South Bend African-American church to celebrate 150 years in 2020
SOUTH BEND, Ind. -- One of the oldest community groups not just in South Bend’s black history - but in the city’s history itself – is about to turn 150.
The leadership at Olivet African Methodist Episcopal Church is gearing up for honoring its long history, but what makes it more special they said, has been the active role it plays in local social and political justice as well.
“We were founded in the community as the first African-American church to cover social, political, and civic responsibility,” church steward Alma Powell said.
“And I think that was a need in that time period; for African-Americans to have that cohesive bond.”
Olivet was founded in 1870 by free blacks who had escaped persecution in North Carolina years earlier.
Here, they found a haven to establish a place of worship in South Bend, just after the town’s founding.
Now, a descendant of that founding family works to ensure that history is remembered.
“We want to do whatever we can do to keep the church going, because our relatives started the church,” descendant John Charles Bryant said.

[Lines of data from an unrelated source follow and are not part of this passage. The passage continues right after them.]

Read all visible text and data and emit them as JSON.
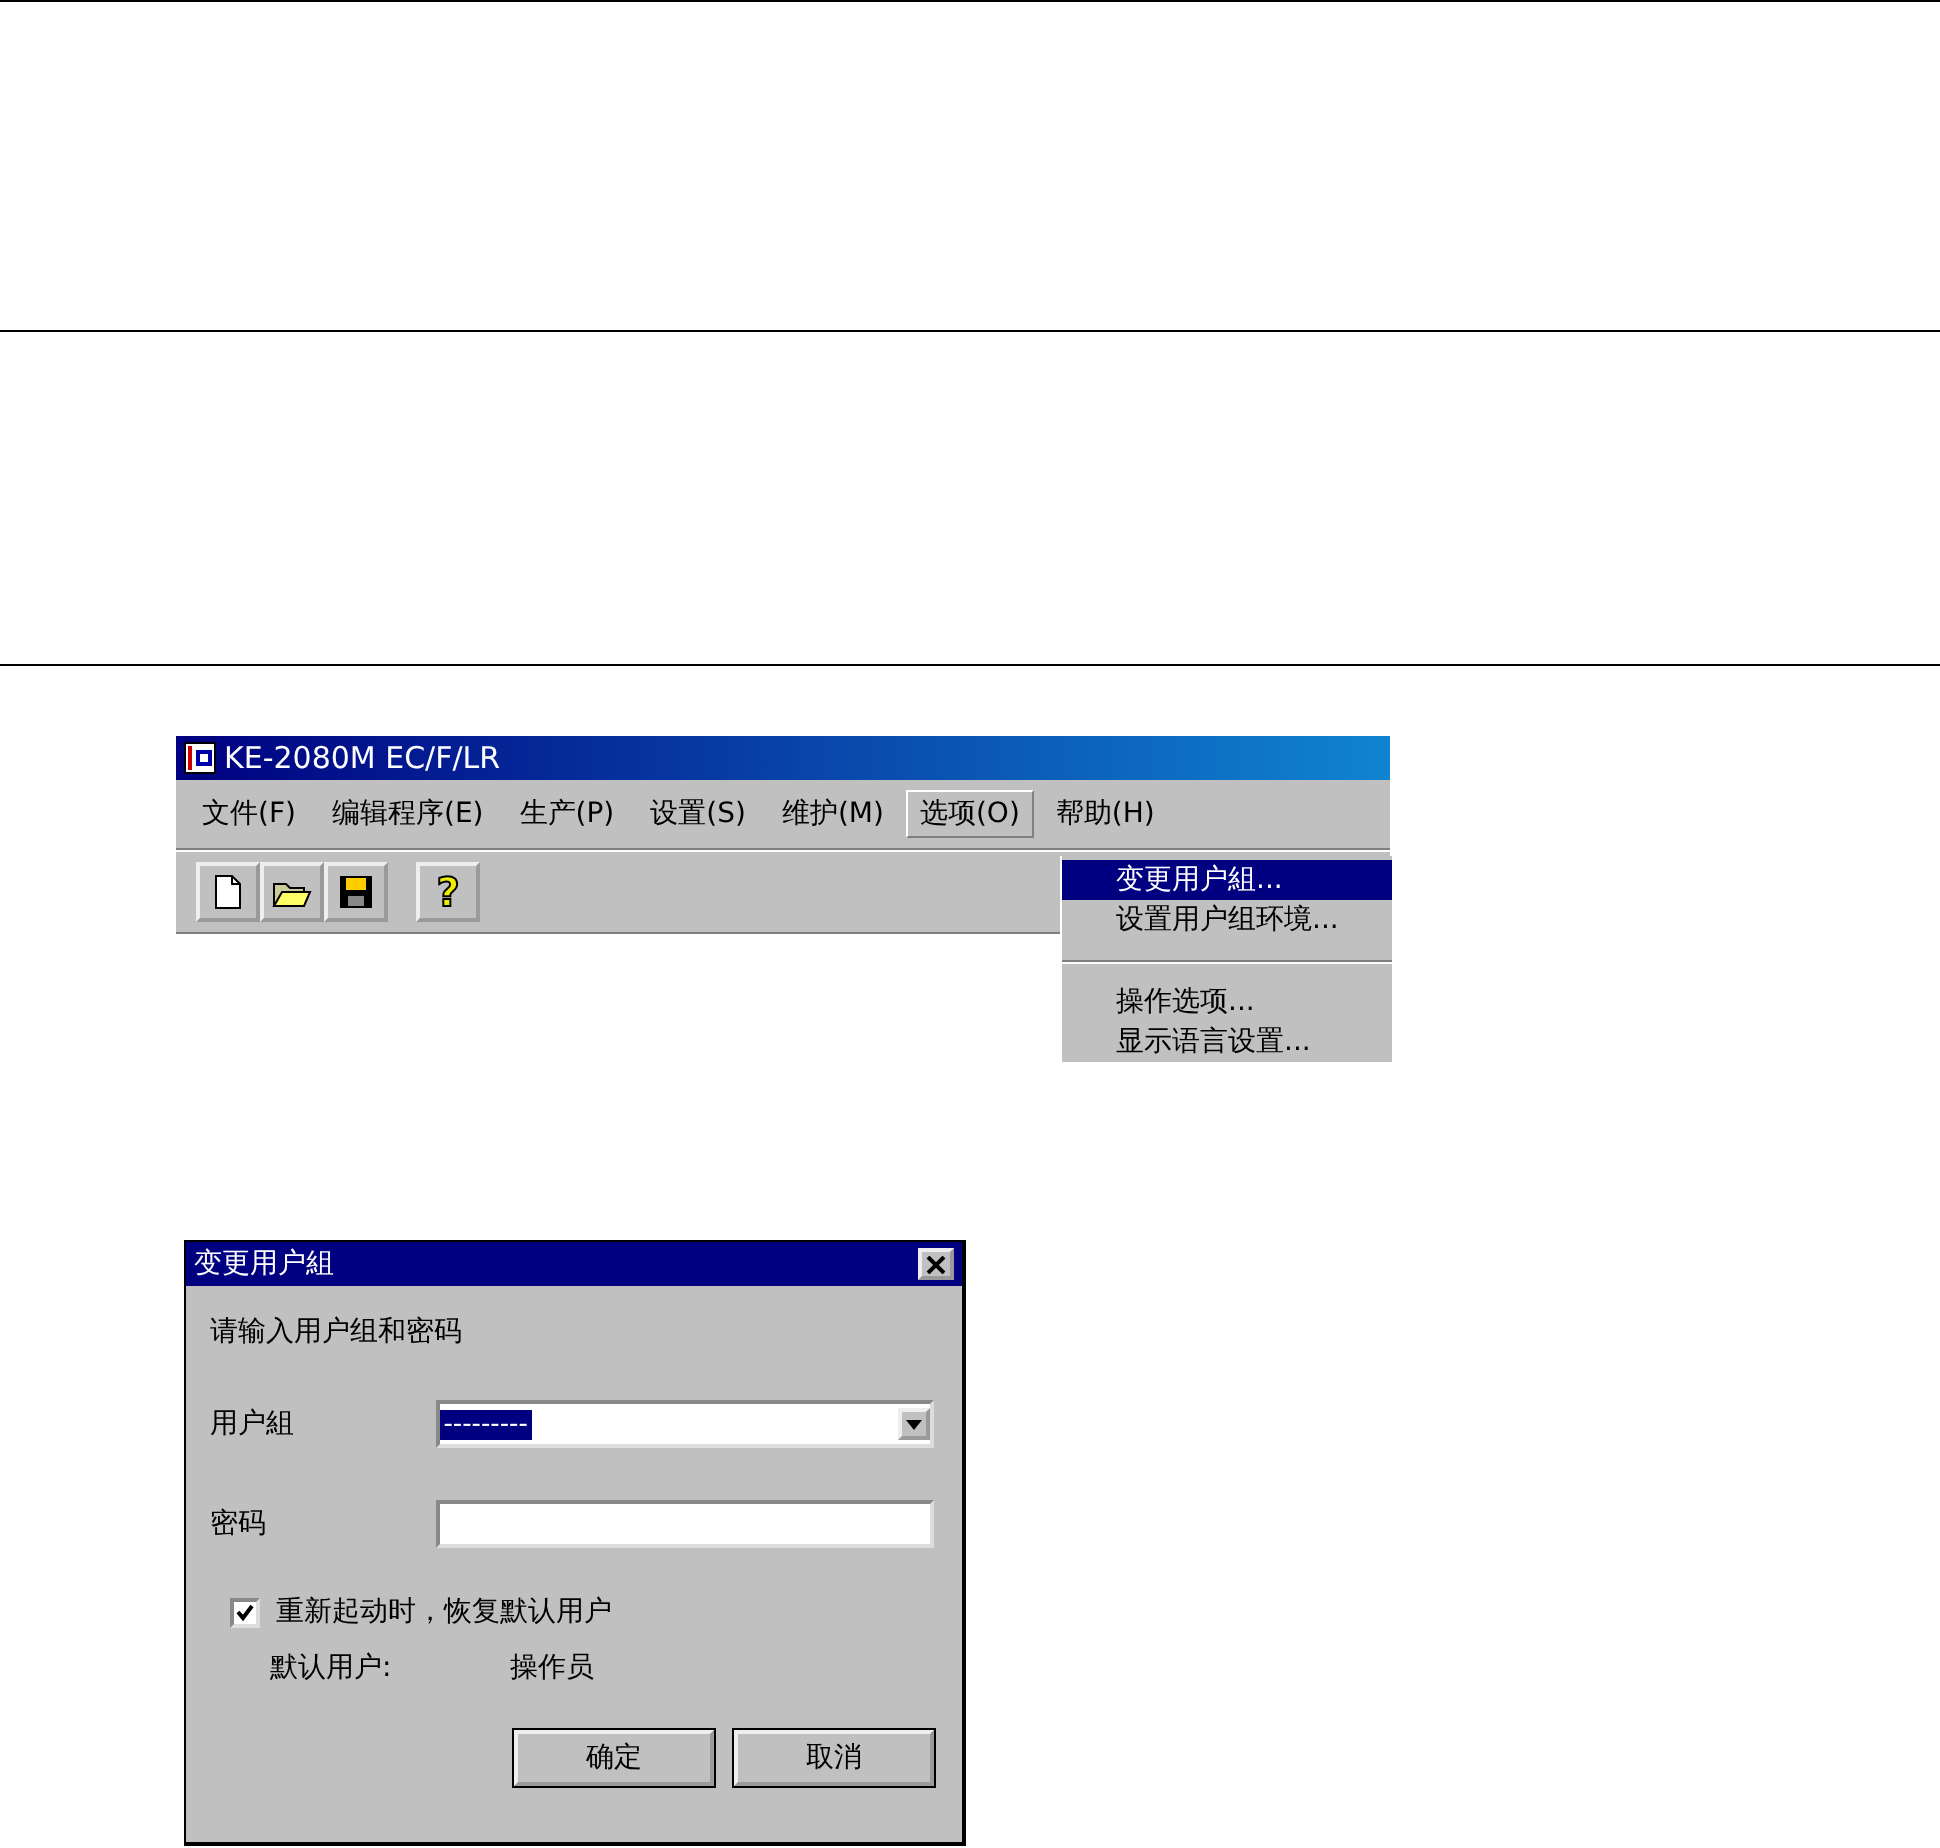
{
  "app_window": {
    "title": "KE-2080M EC/F/LR",
    "menu": [
      {
        "label": "文件(F)",
        "selected": false
      },
      {
        "label": "编辑程序(E)",
        "selected": false
      },
      {
        "label": "生产(P)",
        "selected": false
      },
      {
        "label": "设置(S)",
        "selected": false
      },
      {
        "label": "维护(M)",
        "selected": false
      },
      {
        "label": "选项(O)",
        "selected": true
      },
      {
        "label": "帮助(H)",
        "selected": false
      }
    ],
    "toolbar": [
      {
        "kind": "new"
      },
      {
        "kind": "open"
      },
      {
        "kind": "save"
      },
      {
        "kind": "help",
        "label": "?"
      }
    ],
    "dropdown": [
      {
        "kind": "item",
        "label": "变更用户組...",
        "selected": true
      },
      {
        "kind": "item",
        "label": "设置用户组环境...",
        "selected": false
      },
      {
        "kind": "separator"
      },
      {
        "kind": "item",
        "label": "操作选项...",
        "selected": false
      },
      {
        "kind": "item",
        "label": "显示语言设置...",
        "selected": false
      }
    ]
  },
  "dialog": {
    "title": "变更用户組",
    "prompt": "请输入用户组和密码",
    "user_group": {
      "label": "用户組",
      "value": "---------",
      "value_selected": true
    },
    "password": {
      "label": "密码"
    },
    "restore_default": {
      "label": "重新起动时，恢复默认用户",
      "checked": true
    },
    "default_user": {
      "label": "默认用户:",
      "value": "操作员"
    },
    "buttons": [
      "确定",
      "取消"
    ]
  }
}
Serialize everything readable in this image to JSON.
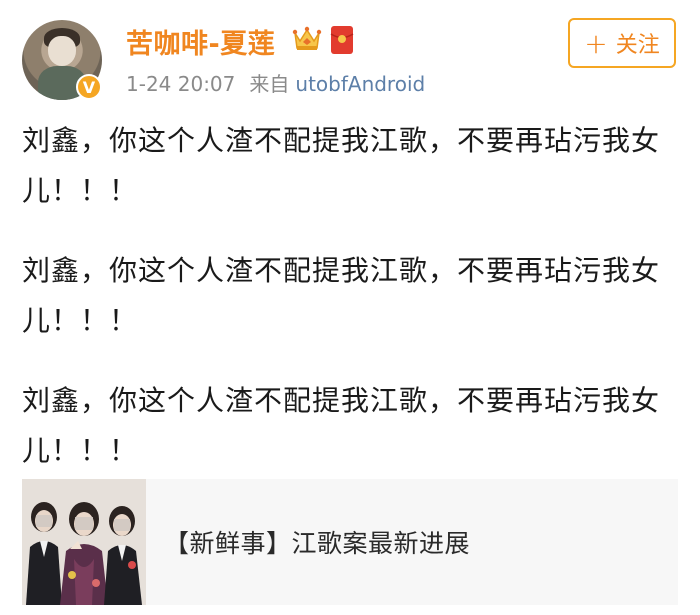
{
  "post": {
    "author": {
      "name": "苦咖啡-夏莲",
      "avatar_icon": "avatar-portrait",
      "verified_icon": "verified-v-badge",
      "badges": [
        "crown-icon",
        "red-packet-icon"
      ]
    },
    "meta": {
      "timestamp": "1-24 20:07",
      "source_label": "来自",
      "source_name": "utobfAndroid"
    },
    "follow_button": {
      "icon": "+",
      "label": "关注"
    },
    "paragraphs": [
      "刘鑫，你这个人渣不配提我江歌，不要再玷污我女儿！！！",
      "刘鑫，你这个人渣不配提我江歌，不要再玷污我女儿！！！",
      "刘鑫，你这个人渣不配提我江歌，不要再玷污我女儿！！！"
    ],
    "link_card": {
      "title": "【新鲜事】江歌案最新进展"
    }
  },
  "colors": {
    "username": "#f08620",
    "accent_border": "#f5a623",
    "source_link": "#5d7fa8",
    "meta_text": "#8a8a8a",
    "card_bg": "#f7f7f7"
  }
}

“Even though I’m not a member of Olivet I still support it. And we all try to support it when the time comes, whenever there’s a need.”
Olivet has also led the way in local advocacy, encouraging an active black representation in South Bend.
“We also make sure all of our members are registered voters, so we’re constantly saying, ‘Are you registered?’ and, ‘Do you want to be involved in the community?’” Powell said.
The church plans to honor past and present members, as well as promote future charity events during a 150th birthday tribute March 21 in Mishawaka.